High shear forces are also side effects of ventricular assist devices (VADs). In contrast to an acute injury, VAD-related shear forces continuously lead to pronounced degradation and mechanical demolition and result in loss of functional VWF with an increased bleeding-risk for patients.
Notwithstanding that the shear-related negative effect on VWF is well known, the VWF analysis is not yet taken into account during the verification of blood pumps. Although the VWF reacts generally more sensitive to shear stress than red blood cells, the blood damage profile of VADs is normatively determined by the rate of hemolysis.
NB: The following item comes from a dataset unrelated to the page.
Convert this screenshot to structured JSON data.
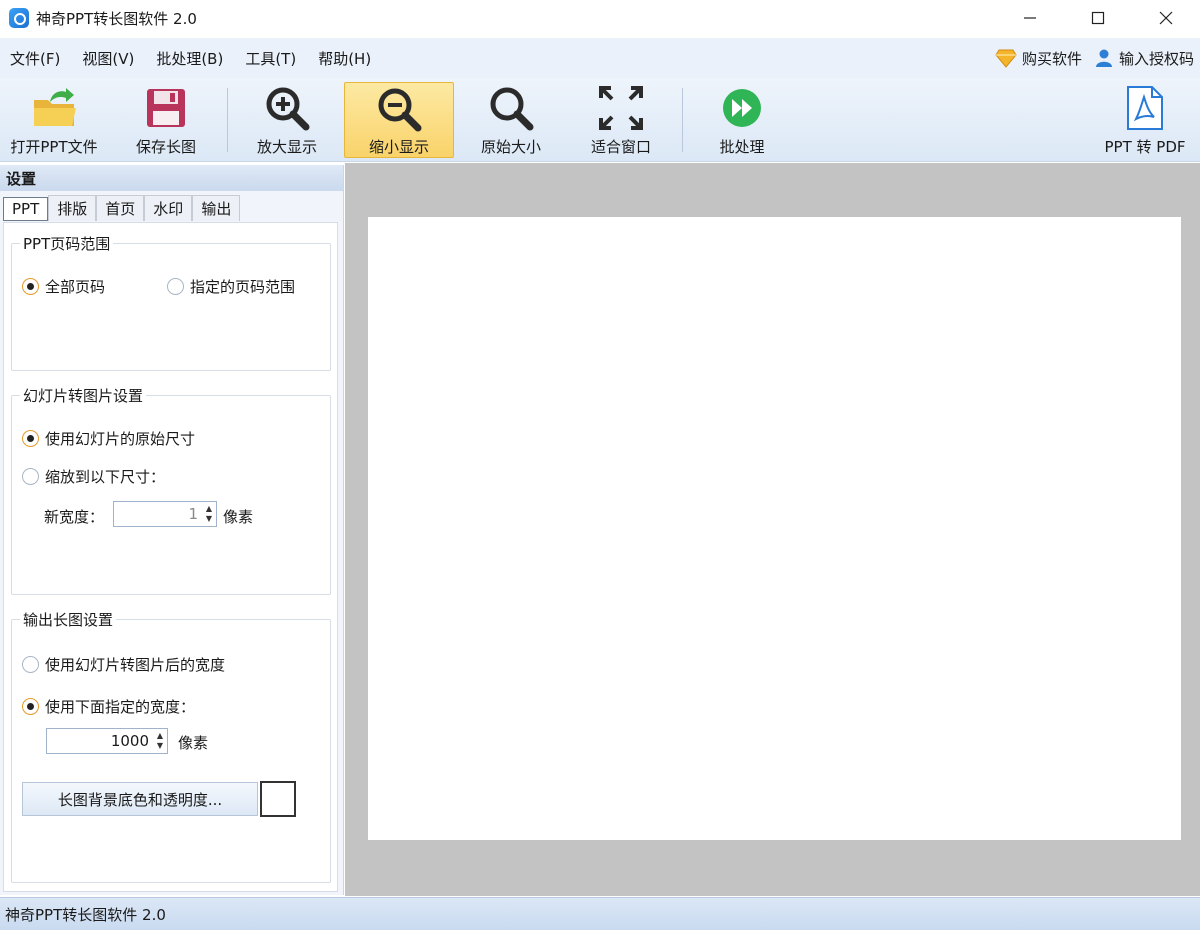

In this project, we investigate the potential of VWF as early marker for shear-related blood damage and its differentiation.
For this purpose, we analyze the VWF profile of samples of in-vitro experiments as well as clinic samples of patients undergoing LVAD implantation.
The VWF analysis involves protein-chemical quantification and detection of functionality via enzyme-linked immuno-sorbent assays as well as determination of the VWF-multimers’ profile via electrophoresis.
The methods are optimized regarding effort and costs as well as specified for pig blood, which is used in the in-vitro experiments at LuF CVE.
|Partly funded as part of the HOC Surf project||European Union and Land Nordrhein-Westfalen|